Separately, the New York Times published a piece today which lays out the timeline and process that led to the creation of CIA’s so-called “black site” prisons and also made it clear that President Bush was in the loop the entire time.

On Feb. 7, 2002, Mr. Bush declared that the laws of war did not apply to Qaeda suspects. That decision opened the door for the C.I.A. to interrogate prisoners in previously unthinkable ways.

Still, the agency had not yet captured any high-level terrorists, and its detention program existed only on paper. That changed in March 2002, when Abu Zubaydah, a Qaeda logistics planner, was captured in Pakistan. […]

At his daily intelligence briefing on March 29, Mr. Bush reviewed a plan to open a secret C.I.A. prison in Thailand and send Mr. Zubaydah there. At the same meeting, according to the Senate report, Mr. Rumsfeld revived the idea of military detention by suggesting holding Mr. Zubaydah aboard a ship — a tactic that the Obama administration would endorse many years later. But Mr. Bush favored the C.I.A. plan.

George W. Bush made the call.

I doubt we’ll ever know the exact extent to which President Bush knew the gruesome details, but Dick Cheney has clearly signaled that if he’s going down, Bush is going down with him. It’s also possible the Senate report may have been too sympathetic or generous to the executive branch.

Behind all of this was the Bush Injustice Department which tailored legal opinions to justify the use of torture after the call to use torture had already been made.

It appears to me that if anyone could be prosecuted for this, it would be CIA middlemen who allegedly lied to their superiors or to the White House. But it’s not clear if they actually did lie or withhold information. It’s possible the White House, or at least Dick Cheney, knew every single horrible detail. Cheney implied as much during his interview with Fox News.

This country was run by monstrous liars, looters, racketeers, torturers and murderers for eight years. It’s amazing we survived.

  • Scopedog

    “This country was run by monstrous liars, looters, racketeers, torturers and murderers for eight years.
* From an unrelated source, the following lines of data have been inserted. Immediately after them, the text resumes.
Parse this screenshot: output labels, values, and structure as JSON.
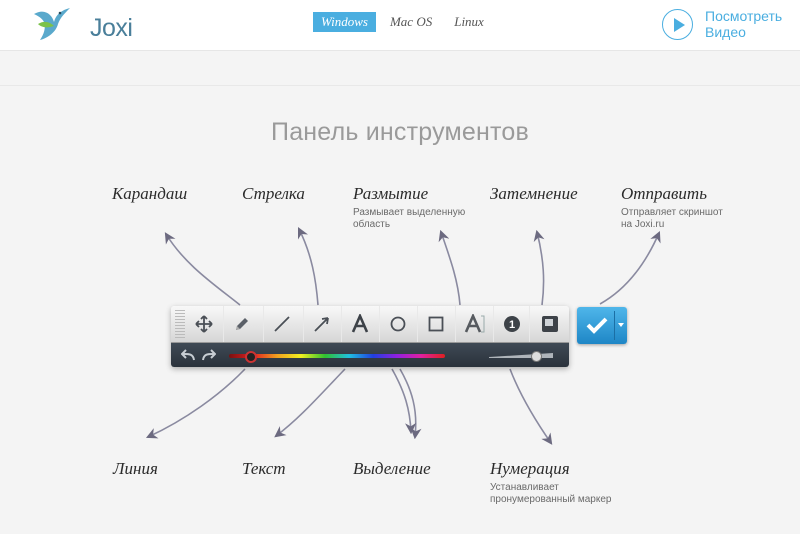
{
  "header": {
    "logo_text": "Joxi",
    "nav": [
      "Windows",
      "Mac OS",
      "Linux"
    ],
    "nav_active": "Windows",
    "video_label": "Посмотреть Видео"
  },
  "section_title": "Панель инструментов",
  "tools_top": [
    {
      "label": "Карандаш",
      "desc": ""
    },
    {
      "label": "Стрелка",
      "desc": ""
    },
    {
      "label": "Размытие",
      "desc": "Размывает выделенную область"
    },
    {
      "label": "Затемнение",
      "desc": ""
    },
    {
      "label": "Отправить",
      "desc": "Отправляет скриншот на Joxi.ru"
    }
  ],
  "tools_bottom": [
    {
      "label": "Линия",
      "desc": ""
    },
    {
      "label": "Текст",
      "desc": ""
    },
    {
      "label": "Выделение",
      "desc": ""
    },
    {
      "label": "Нумерация",
      "desc": "Устанавливает пронумерованный маркер"
    }
  ],
  "toolbar_icons": [
    "move-icon",
    "pencil-icon",
    "line-icon",
    "arrow-icon",
    "text-icon",
    "ellipse-icon",
    "rectangle-icon",
    "blur-text-icon",
    "numbering-icon",
    "darken-icon"
  ],
  "numbering_value": "1",
  "colors": {
    "accent": "#4aaee0",
    "toolbar_dark": "#2f3841",
    "confirm": "#2a96d6"
  }
}
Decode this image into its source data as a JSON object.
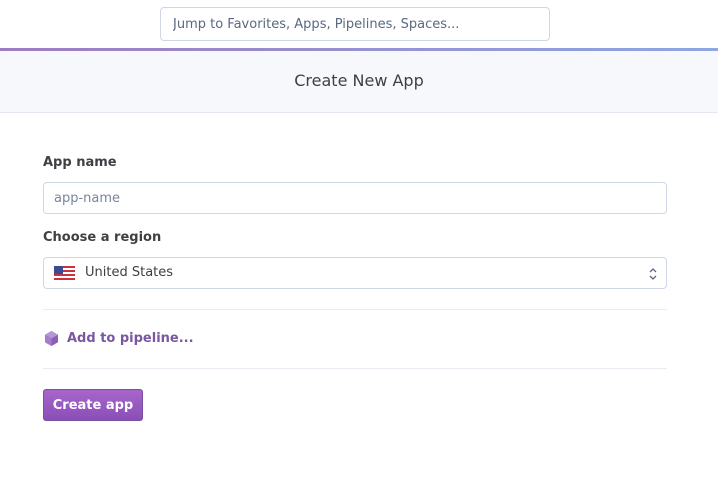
{
  "search": {
    "placeholder": "Jump to Favorites, Apps, Pipelines, Spaces..."
  },
  "header": {
    "title": "Create New App"
  },
  "form": {
    "app_name": {
      "label": "App name",
      "placeholder": "app-name",
      "value": ""
    },
    "region": {
      "label": "Choose a region",
      "selected": "United States",
      "flag_icon": "us-flag-icon"
    },
    "pipeline": {
      "label": "Add to pipeline...",
      "icon": "pipeline-icon"
    },
    "submit": {
      "label": "Create app"
    }
  },
  "colors": {
    "accent_purple": "#79589f",
    "button_top": "#a865c9",
    "button_bottom": "#8a4fb7",
    "header_bg": "#f7f8fb",
    "border": "#cfd7e6"
  }
}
It’s amazing we survived.”

    Yep. And they were able to get into office thanks to apathy, a quisling press corps, election shenanigans, five traitors on the Supreme Court, and Ralph Nader.

    Never forget–this all goes back to 2000.

  • Badgerite

    They knew. Just as the people who authored the Torture Memo’s knew that they were bending the language so as to allow for actual torture of people. ‘Techniques that were forbidden by our laws and international law.

  • j hentai

    knowing cheney, he probably used the “techniques” himself!

  • bphoon

    >blockquote>This country was run by monstrous liars, looters, racketeers, torturers and murderers for eight years

    No shit.

  • Olivia

    “This country was run by monstrous liars, looters, racketeers, torturers and murderers for eight years. It’s amazing we survived.”

    Sorry, but it is yet to be seen if we will survive.

  • muselet

    Much as it pains me, almost as much as it pains him, Anthony Romero (Executive Director of the ACLU) has it right: if there aren’t going to be prosecutions for torture, Barack Obama should issue pardons to all the high officials involved—specifically including George W Bush, Dick Cheney and all the bloodthirsty legal gnomes who justified torture—to make it clear to everyone that crimes were committed.

    I’d rather see the lot of them indicted and tried here—I’d accept as a second choice seeing them in the dock at The Hague—but the pardon idea might be the best we can hope for.

    –alopecia

    • JMAshby

      The only way to prevent it from happening is again is through legislation, otherwise a future administration can simply write a legal memo saying it’s okay.

    • gescove

      Which is just unbelievably fucking sad.

    • Yeah, I read that piece, too. I agree with you that it’s probably the best we’re going to get.

      I do understand, at least I like to think I do, why he chose not to prosecute their despicable asses………….I mean, the country was in an economic freefall, and that had to be the priority. Going after the Head Torturers at that time would surely have made matters much, much worse. But a formal pardon now would at least acknowledge the criminality of the behavior and serve as a warning to future administrations.